wp_enqueue_script() function. This function inclues a way to declare other dependencies so that script tags are output in the right order to the rendered page.
I wanted something similar for Jekyll, and if possible I wanted to implement it without requiring any plugins. This page describes the
needs.yml mechanism I created and shows how it can be used. I am especially pleased that I was able to accomplish this in Jekyll without a plugin. This recipe only uses YML and Liquid, so it should work anywhere you can use Jekyll.
The Jekyll recipe requires three files:
_data/needs.ymlfile holds a structured list of all the scripts known to my Jekyll installation and their relationships to one another;
_includes/walk_needs.htmlfile holds Liquid scripting to start a walk of the needs on a given page and describes how a need should be rendered to the page;
_includes/walk_needs_recursion.htmlfile holds Liquid scripting to help recursively walk the needs described in the
If you try to follow this recipe you will probably not have to change anything in either of the included HTML files, but let me describe how to use the YML file and call this all from your own layouts.
_data/needs.yml file is the heart of this recipe. While this might have been included as an element of the
_config.yml file, I decided to create a separate file because the needs get pretty wordy and felt like clutter in the config file.

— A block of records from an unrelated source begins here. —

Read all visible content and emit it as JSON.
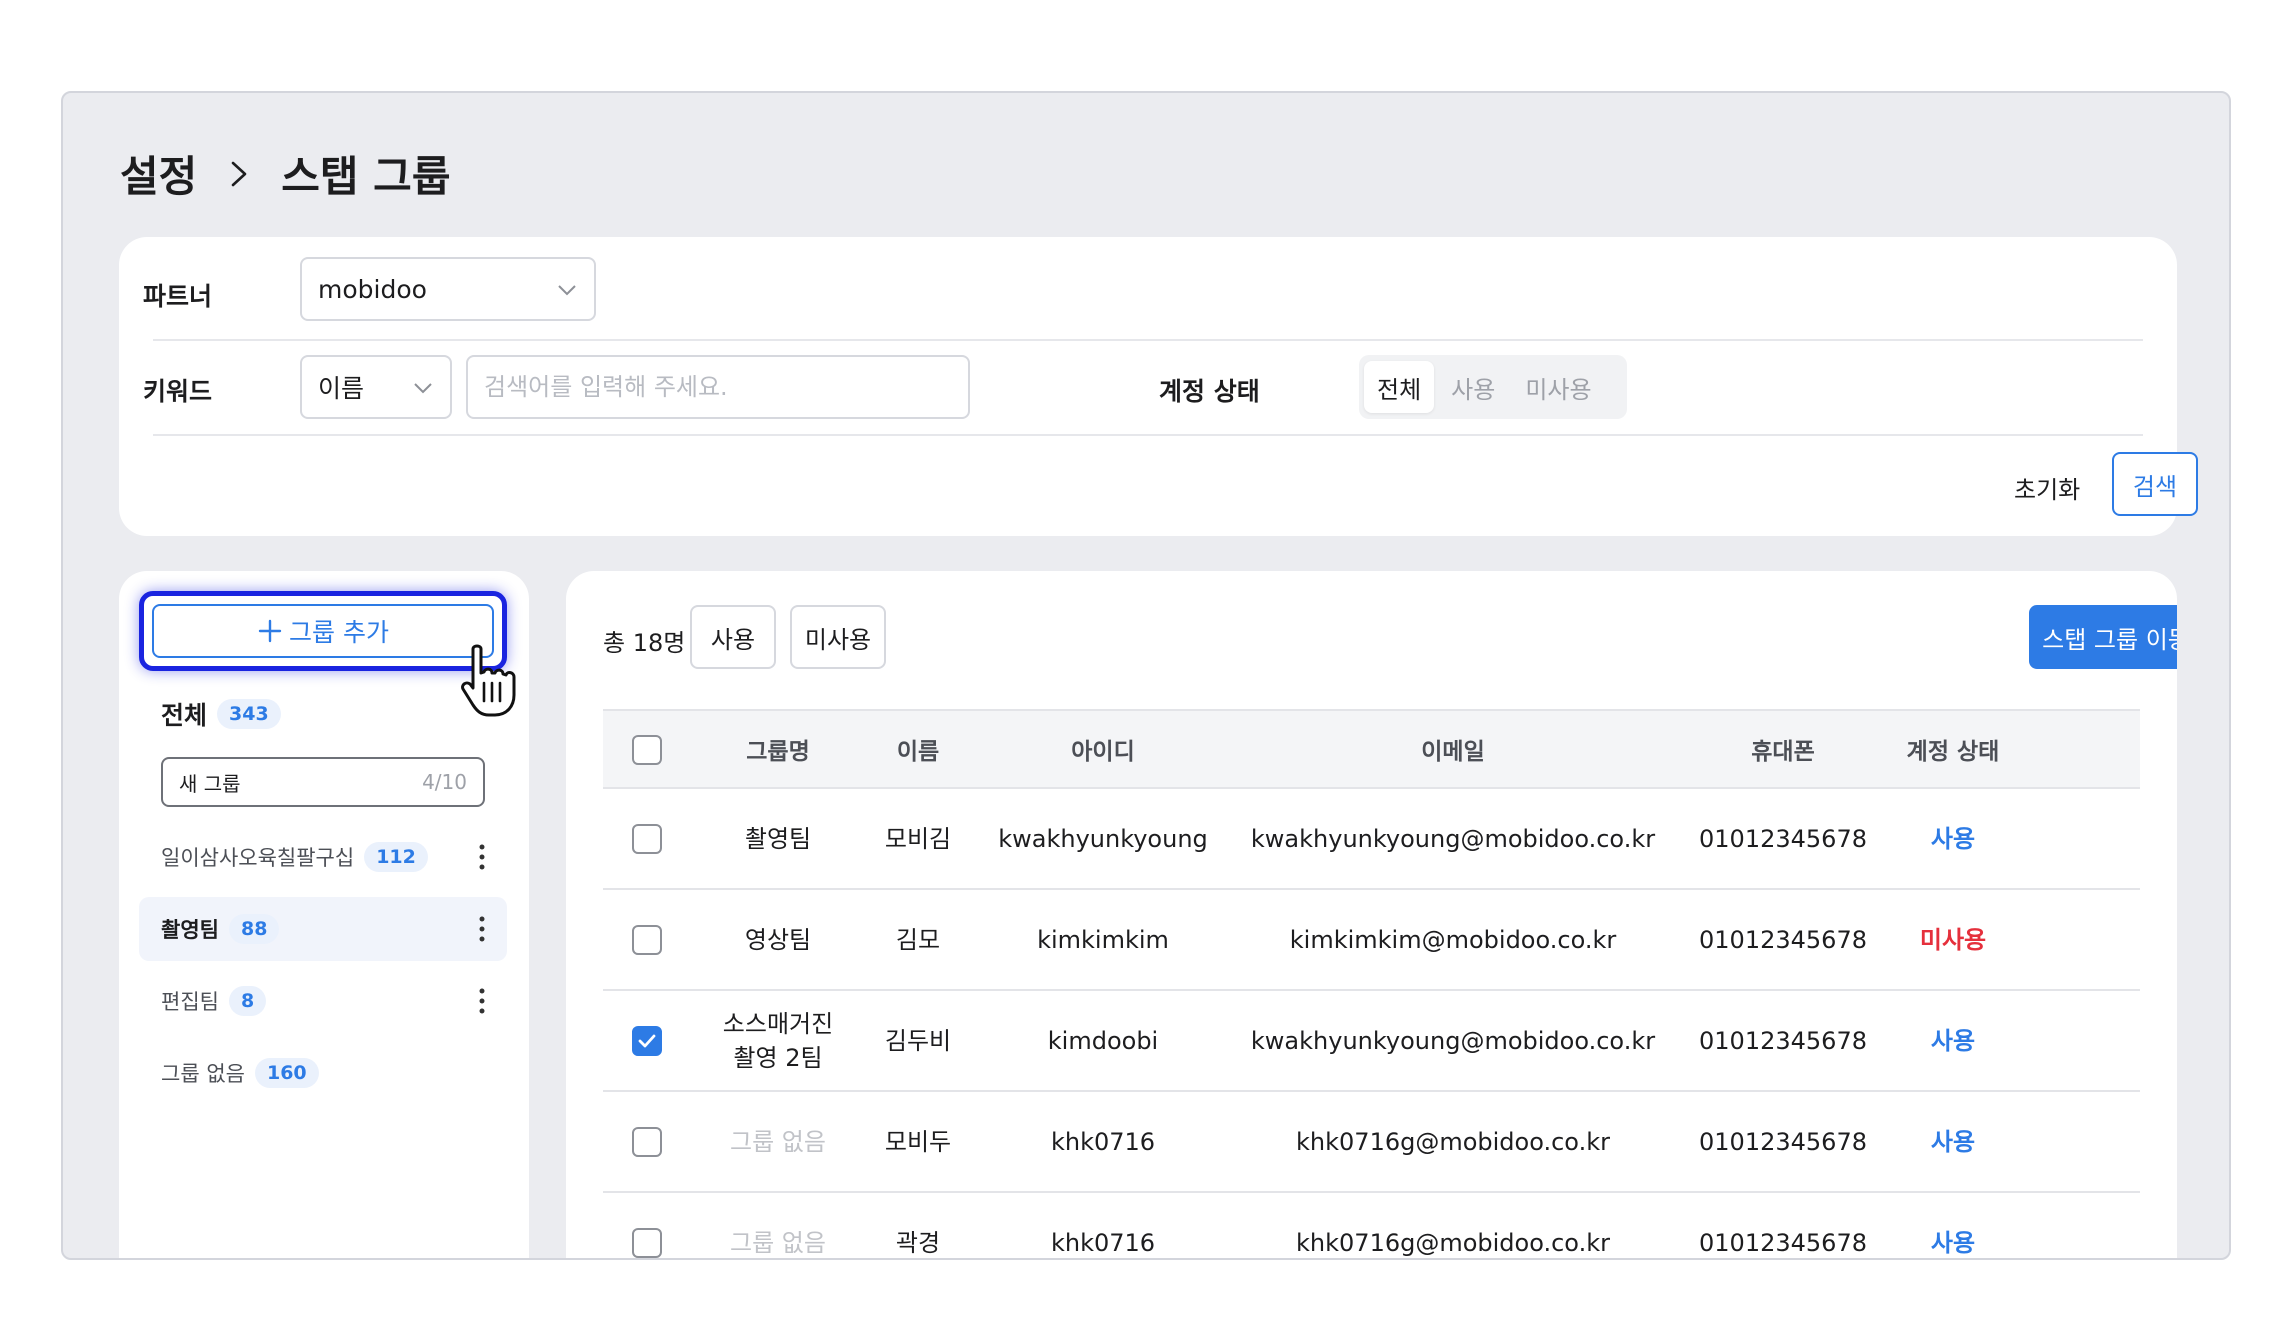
{
  "breadcrumb": {
    "parent": "설정",
    "current": "스탭 그룹"
  },
  "filters": {
    "partner_label": "파트너",
    "partner_value": "mobidoo",
    "keyword_label": "키워드",
    "keyword_type": "이름",
    "keyword_placeholder": "검색어를 입력해 주세요.",
    "status_label": "계정 상태",
    "status_options": [
      "전체",
      "사용",
      "미사용"
    ],
    "status_selected": "전체",
    "reset_label": "초기화",
    "search_label": "검색"
  },
  "groups": {
    "add_label": "그룹 추가",
    "all_label": "전체",
    "all_count": "343",
    "new_group_value": "새 그룹",
    "new_group_counter": "4/10",
    "items": [
      {
        "name": "일이삼사오육칠팔구십",
        "count": "112"
      },
      {
        "name": "촬영팀",
        "count": "88"
      },
      {
        "name": "편집팀",
        "count": "8"
      },
      {
        "name": "그룹 없음",
        "count": "160"
      }
    ]
  },
  "table": {
    "total_text": "총 18명",
    "filter_use": "사용",
    "filter_unused": "미사용",
    "move_label": "스탭 그룹 이동",
    "columns": [
      "그룹명",
      "이름",
      "아이디",
      "이메일",
      "휴대폰",
      "계정 상태"
    ],
    "rows": [
      {
        "group": "촬영팀",
        "group2": "",
        "name": "모비김",
        "id": "kwakhyunkyoung",
        "email": "kwakhyunkyoung@mobidoo.co.kr",
        "phone": "01012345678",
        "status": "사용"
      },
      {
        "group": "영상팀",
        "group2": "",
        "name": "김모",
        "id": "kimkimkim",
        "email": "kimkimkim@mobidoo.co.kr",
        "phone": "01012345678",
        "status": "미사용"
      },
      {
        "group": "소스매거진",
        "group2": "촬영 2팀",
        "name": "김두비",
        "id": "kimdoobi",
        "email": "kwakhyunkyoung@mobidoo.co.kr",
        "phone": "01012345678",
        "status": "사용"
      },
      {
        "group": "그룹 없음",
        "group2": "",
        "name": "모비두",
        "id": "khk0716",
        "email": "khk0716g@mobidoo.co.kr",
        "phone": "01012345678",
        "status": "사용"
      },
      {
        "group": "그룹 없음",
        "group2": "",
        "name": "곽경",
        "id": "khk0716",
        "email": "khk0716g@mobidoo.co.kr",
        "phone": "01012345678",
        "status": "사용"
      }
    ]
  },
  "colors": {
    "accent": "#2d7be5",
    "danger": "#e5303c",
    "highlight": "#1a24e0"
  }
}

The file contains a series of entries, each one beginning with an identifier (a name) you supply for a given need. These are the same identifiers that you will use when defining relationships with other needs or declaring the need on a given page’s YML frontmatter.
Under that identfier you can have a number of elements, all of which are optional:

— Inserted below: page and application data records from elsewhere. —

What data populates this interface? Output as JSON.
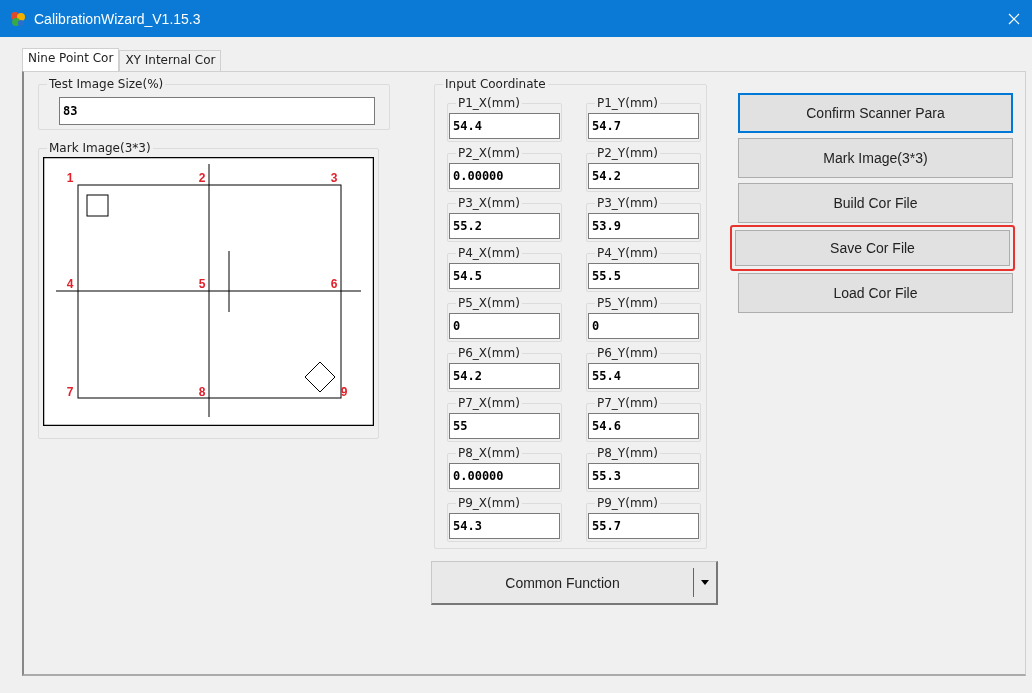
{
  "window": {
    "title": "CalibrationWizard_V1.15.3"
  },
  "tabs": [
    {
      "label": "Nine Point Cor",
      "selected": true
    },
    {
      "label": "XY Internal Cor",
      "selected": false
    }
  ],
  "test_image_size": {
    "label": "Test Image Size(%)",
    "value": "83"
  },
  "mark_image": {
    "title": "Mark Image(3*3)",
    "point_labels": [
      "1",
      "2",
      "3",
      "4",
      "5",
      "6",
      "7",
      "8",
      "9"
    ]
  },
  "input_coordinate": {
    "title": "Input Coordinate",
    "fields": [
      {
        "label": "P1_X(mm)",
        "value": "54.4"
      },
      {
        "label": "P1_Y(mm)",
        "value": "54.7"
      },
      {
        "label": "P2_X(mm)",
        "value": "0.00000"
      },
      {
        "label": "P2_Y(mm)",
        "value": "54.2"
      },
      {
        "label": "P3_X(mm)",
        "value": "55.2"
      },
      {
        "label": "P3_Y(mm)",
        "value": "53.9"
      },
      {
        "label": "P4_X(mm)",
        "value": "54.5"
      },
      {
        "label": "P4_Y(mm)",
        "value": "55.5"
      },
      {
        "label": "P5_X(mm)",
        "value": "0"
      },
      {
        "label": "P5_Y(mm)",
        "value": "0"
      },
      {
        "label": "P6_X(mm)",
        "value": "54.2"
      },
      {
        "label": "P6_Y(mm)",
        "value": "55.4"
      },
      {
        "label": "P7_X(mm)",
        "value": "55"
      },
      {
        "label": "P7_Y(mm)",
        "value": "54.6"
      },
      {
        "label": "P8_X(mm)",
        "value": "0.00000"
      },
      {
        "label": "P8_Y(mm)",
        "value": "55.3"
      },
      {
        "label": "P9_X(mm)",
        "value": "54.3"
      },
      {
        "label": "P9_Y(mm)",
        "value": "55.7"
      }
    ]
  },
  "buttons": [
    {
      "label": "Confirm Scanner Para",
      "focused": true,
      "highlighted": false
    },
    {
      "label": "Mark Image(3*3)",
      "focused": false,
      "highlighted": false
    },
    {
      "label": "Build Cor File",
      "focused": false,
      "highlighted": false
    },
    {
      "label": "Save Cor File",
      "focused": false,
      "highlighted": true
    },
    {
      "label": "Load Cor File",
      "focused": false,
      "highlighted": false
    }
  ],
  "common_function": {
    "label": "Common Function"
  }
}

needsis an array of other needs upon which this need is dependent;
idis an identifier which should be associated with the
<script>tag that loads this script;

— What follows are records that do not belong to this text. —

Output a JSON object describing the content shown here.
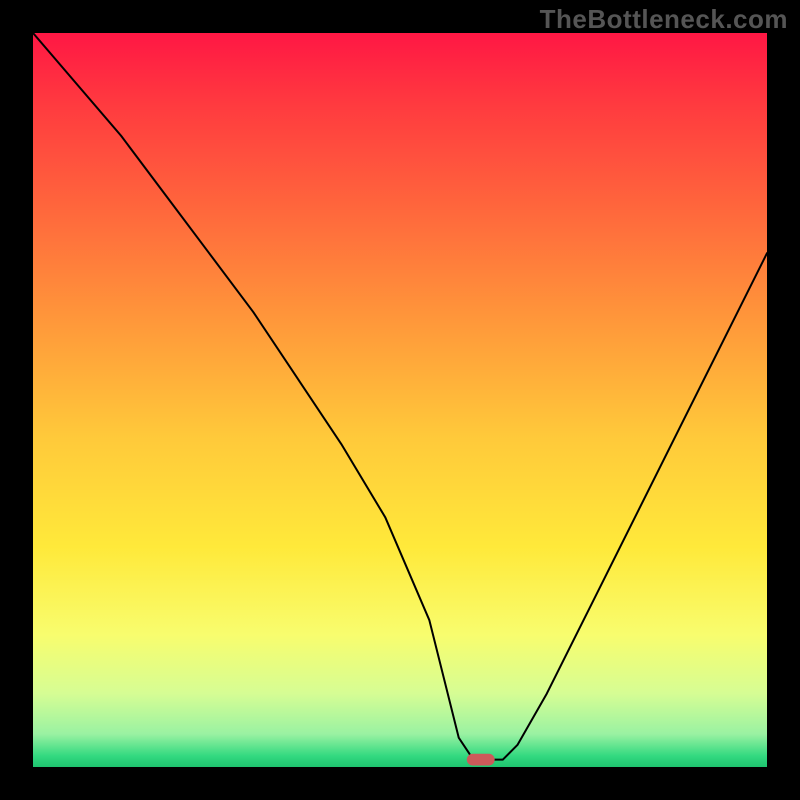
{
  "watermark": "TheBottleneck.com",
  "chart_data": {
    "type": "line",
    "title": "",
    "xlabel": "",
    "ylabel": "",
    "xlim": [
      0,
      100
    ],
    "ylim": [
      0,
      100
    ],
    "grid": false,
    "legend": false,
    "series": [
      {
        "name": "bottleneck-curve",
        "x": [
          0,
          6,
          12,
          18,
          24,
          30,
          36,
          42,
          48,
          54,
          56,
          58,
          60,
          62,
          64,
          66,
          70,
          76,
          82,
          88,
          94,
          100
        ],
        "y": [
          100,
          93,
          86,
          78,
          70,
          62,
          53,
          44,
          34,
          20,
          12,
          4,
          1,
          1,
          1,
          3,
          10,
          22,
          34,
          46,
          58,
          70
        ]
      }
    ],
    "markers": [
      {
        "name": "optimal-point",
        "x": 61,
        "y": 1,
        "color": "#cc5a5a",
        "shape": "pill"
      }
    ],
    "background_gradient": {
      "stops": [
        {
          "pos": 0.0,
          "color": "#ff1744"
        },
        {
          "pos": 0.1,
          "color": "#ff3b3f"
        },
        {
          "pos": 0.25,
          "color": "#ff6a3c"
        },
        {
          "pos": 0.4,
          "color": "#ff9a3a"
        },
        {
          "pos": 0.55,
          "color": "#ffc93a"
        },
        {
          "pos": 0.7,
          "color": "#ffe93a"
        },
        {
          "pos": 0.82,
          "color": "#f8fd6e"
        },
        {
          "pos": 0.9,
          "color": "#d6fd94"
        },
        {
          "pos": 0.955,
          "color": "#9af2a2"
        },
        {
          "pos": 0.985,
          "color": "#33d980"
        },
        {
          "pos": 1.0,
          "color": "#1ec46f"
        }
      ]
    }
  }
}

asyncis a boolean which you can set to
trueif you want the
For example, if I want to use Disqus to add the option for commenting to some of my pages, but I also want to hide the Disqus elements of the page until the user clicks on a comment button, I might include the following in my
This indictes that if I declare that a page needs comments, then I need to load jQuery and a couple scripts from Disqus before I load my own
/js/disqus.js script to handle the revealing of the Disqus elements of the page. Althought it has no bearing on the recipe for needs, here is my
/js/disqus.js script for completness:
On pages and posts
To include the need on a page or post (or in any other collection item you may have), you just need to add a reference to it in the YML frontmatter. For example, if I want to include the Disqus comments defined above I would simply add this code to the YML frontmatter of a page:
In order for the needs to be rendered on the page, the Jekyll layout for a given page must have a bit of Liquid added. In my case I include this code just before the closing
</body> tag on a
defaults.html layout that is the basis for all my other layouts.
While you don’t have to change these files, you will need to know what is in them!
So all this boils down to the fact that I can include various features only on pages where I need them by including some
This has saved a lot of headaches and I like the result even more than the WordPress
wp_enqueue_script that inspired it. I’d love comments if you see things I could improve.
In the future I plan to enhance the
position prameter to the call and a
css element to the
_data/needs.yml. Suggestions welcome.